• SNITCHING: Criminal Informants and the Erosion of American Justice
  • U.S. Attorney General's Guidelines on the FBI's Use of Confidential Human Sources
  • Sarah Stillman, The Throwaways, The New Yorker (2012) (article on the use of juvenile informants)

Recent Blog Posts

Friday, March 12, 2010

The tangled web of informant and handler

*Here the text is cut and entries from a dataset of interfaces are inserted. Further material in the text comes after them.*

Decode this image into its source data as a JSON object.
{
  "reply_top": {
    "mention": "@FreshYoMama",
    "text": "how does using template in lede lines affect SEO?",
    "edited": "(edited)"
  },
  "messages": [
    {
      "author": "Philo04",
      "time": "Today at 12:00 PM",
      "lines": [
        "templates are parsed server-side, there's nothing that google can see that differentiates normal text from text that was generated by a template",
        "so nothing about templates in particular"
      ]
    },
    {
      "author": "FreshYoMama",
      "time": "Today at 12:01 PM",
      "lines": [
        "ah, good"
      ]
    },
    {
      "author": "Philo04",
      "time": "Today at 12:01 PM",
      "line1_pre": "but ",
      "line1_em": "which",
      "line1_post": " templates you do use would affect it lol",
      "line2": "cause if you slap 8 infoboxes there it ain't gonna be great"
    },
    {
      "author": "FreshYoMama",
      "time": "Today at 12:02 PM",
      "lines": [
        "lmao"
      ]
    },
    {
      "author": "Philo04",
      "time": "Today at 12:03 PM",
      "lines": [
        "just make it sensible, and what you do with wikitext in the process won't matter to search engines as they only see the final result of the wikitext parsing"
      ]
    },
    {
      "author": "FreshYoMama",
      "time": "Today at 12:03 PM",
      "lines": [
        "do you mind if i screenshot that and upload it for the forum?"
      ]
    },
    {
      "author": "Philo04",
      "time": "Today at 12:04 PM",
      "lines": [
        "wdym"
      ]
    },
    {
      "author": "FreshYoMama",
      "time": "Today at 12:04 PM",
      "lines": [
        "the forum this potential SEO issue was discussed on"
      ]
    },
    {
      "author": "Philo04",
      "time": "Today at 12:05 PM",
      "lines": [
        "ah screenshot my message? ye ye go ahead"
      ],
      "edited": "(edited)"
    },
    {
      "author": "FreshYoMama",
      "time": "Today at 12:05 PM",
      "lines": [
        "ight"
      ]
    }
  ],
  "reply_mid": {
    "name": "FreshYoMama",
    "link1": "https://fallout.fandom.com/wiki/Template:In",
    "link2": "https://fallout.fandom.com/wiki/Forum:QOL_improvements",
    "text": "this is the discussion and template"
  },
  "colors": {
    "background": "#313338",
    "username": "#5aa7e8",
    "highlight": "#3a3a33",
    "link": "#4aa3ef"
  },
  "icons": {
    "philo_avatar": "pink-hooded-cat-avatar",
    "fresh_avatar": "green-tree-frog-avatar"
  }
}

While we may never know what actually happened between DEA Agent Lee Lucas and his informant Jerrell Bray--a hazardous partnership that rocked Cleveland for the last few years-- their story reveals the many dangers that arise when law enforcement hitches its wagon to criminal snitches. In 2007, the Cleveland Plain Dealer began extensive reporting on allegations that Bray, a convicted killer and drug dealer, was using his relationship to the DEA to frame rivals and innocent people and that Agent Lucas had lied to make cases. Eventually, over a dozen convictions were reversed, including those of people who pleaded guilty. Story here. Bray was convicted of perjury and is currently serving 14 years; Agent Lucas was prosecuted for perjury and obstruction of justice. Last month, a jury acquitted Agent Lucas of all 18 charges. Story here. Law enforcement agents are rarely prosecuted for relying on bad informants, so the Plain Dealer's coverage offers a rare glimpse into the ways that an informant can shape--or deform--official decisions.